A warm-up gets your muscles ready for exercise and helps prevent strains. It’s also important to cool down after your run. A cool down helps your body recover from exercise and can help stave off soreness.

Injuries are a very common occurrence when you are trying to lose weight. There are many different problems that you could be encountering, but a lot of them are caused by improper warm-up and cool-down. Injuries can be caused by sudden movements, and the larger and stronger the muscles get, the more likely you are to experience injuries.

The best way to avoid injuries is to break into a light sweat before you start your workout and to slowly decrease the intensity of your workout when you are done.

Last Words

Over the years, certain types of exercise have developed a reputation for being more dangerous than others, whether it’s weight lifting, cycling or running. But one group of exercises may be more dangerous than most: treadmills. According to the Journal of Sports Medicine, treadmill injuries have been on the rise over the last two decades, and even experienced runners can suffer serious injuries when they’re not careful.

Randy Lucas

Randy Lucas

Randy here - Fitness enthusiast and avid runner - besides running I also love playing with my two German Shepherds Peter and Bruce - oh and I love cooking.
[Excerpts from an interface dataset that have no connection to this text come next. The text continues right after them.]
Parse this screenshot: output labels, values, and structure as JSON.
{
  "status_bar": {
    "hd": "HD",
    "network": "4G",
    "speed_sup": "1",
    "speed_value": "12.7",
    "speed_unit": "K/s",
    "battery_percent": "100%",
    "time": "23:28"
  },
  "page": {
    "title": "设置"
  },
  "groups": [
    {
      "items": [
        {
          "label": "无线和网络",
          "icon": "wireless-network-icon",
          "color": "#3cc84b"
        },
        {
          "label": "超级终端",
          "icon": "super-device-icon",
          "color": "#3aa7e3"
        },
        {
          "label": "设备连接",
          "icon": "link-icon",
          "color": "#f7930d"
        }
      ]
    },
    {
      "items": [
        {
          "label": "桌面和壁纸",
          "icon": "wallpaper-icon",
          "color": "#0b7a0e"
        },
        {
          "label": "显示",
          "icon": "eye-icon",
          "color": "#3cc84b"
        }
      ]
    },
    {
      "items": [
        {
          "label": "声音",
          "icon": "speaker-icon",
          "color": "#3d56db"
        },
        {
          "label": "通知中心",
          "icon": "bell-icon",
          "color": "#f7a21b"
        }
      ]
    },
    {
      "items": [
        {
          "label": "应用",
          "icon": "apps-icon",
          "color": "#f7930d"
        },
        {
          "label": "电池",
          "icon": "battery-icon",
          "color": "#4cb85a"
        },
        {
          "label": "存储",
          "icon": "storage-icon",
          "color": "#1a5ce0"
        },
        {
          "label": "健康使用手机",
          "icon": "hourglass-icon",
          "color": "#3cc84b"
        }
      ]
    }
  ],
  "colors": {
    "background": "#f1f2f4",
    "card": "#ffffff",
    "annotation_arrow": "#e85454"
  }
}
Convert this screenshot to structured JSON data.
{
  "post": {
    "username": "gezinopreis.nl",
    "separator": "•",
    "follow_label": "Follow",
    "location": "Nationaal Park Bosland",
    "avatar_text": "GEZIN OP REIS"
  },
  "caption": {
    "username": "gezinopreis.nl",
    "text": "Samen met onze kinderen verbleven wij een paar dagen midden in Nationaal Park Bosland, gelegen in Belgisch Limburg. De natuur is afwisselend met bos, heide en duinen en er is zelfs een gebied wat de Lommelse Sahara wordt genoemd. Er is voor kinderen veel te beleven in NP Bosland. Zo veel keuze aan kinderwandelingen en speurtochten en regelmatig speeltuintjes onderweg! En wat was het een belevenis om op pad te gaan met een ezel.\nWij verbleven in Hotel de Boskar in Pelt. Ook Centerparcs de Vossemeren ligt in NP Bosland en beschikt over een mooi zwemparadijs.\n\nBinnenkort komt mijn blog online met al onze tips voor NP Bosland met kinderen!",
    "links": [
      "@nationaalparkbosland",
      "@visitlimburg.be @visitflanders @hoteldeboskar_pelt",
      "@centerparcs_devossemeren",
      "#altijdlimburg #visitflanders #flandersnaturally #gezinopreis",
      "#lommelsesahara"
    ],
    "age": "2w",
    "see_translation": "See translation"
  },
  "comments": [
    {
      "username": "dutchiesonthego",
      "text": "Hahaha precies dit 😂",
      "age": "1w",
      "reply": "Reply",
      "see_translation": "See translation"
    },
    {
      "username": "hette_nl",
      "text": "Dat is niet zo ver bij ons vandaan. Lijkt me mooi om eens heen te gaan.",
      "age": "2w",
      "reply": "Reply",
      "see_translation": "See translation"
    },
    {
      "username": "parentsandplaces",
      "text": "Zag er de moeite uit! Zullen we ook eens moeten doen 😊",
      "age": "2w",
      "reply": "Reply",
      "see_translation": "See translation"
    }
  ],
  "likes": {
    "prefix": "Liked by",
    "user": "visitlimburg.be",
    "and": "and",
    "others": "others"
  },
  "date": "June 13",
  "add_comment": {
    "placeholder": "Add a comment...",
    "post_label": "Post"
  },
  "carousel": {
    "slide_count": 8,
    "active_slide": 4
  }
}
I am the Webmaster over at where I ramble about all things fitness in an effort to make the world a healthier place.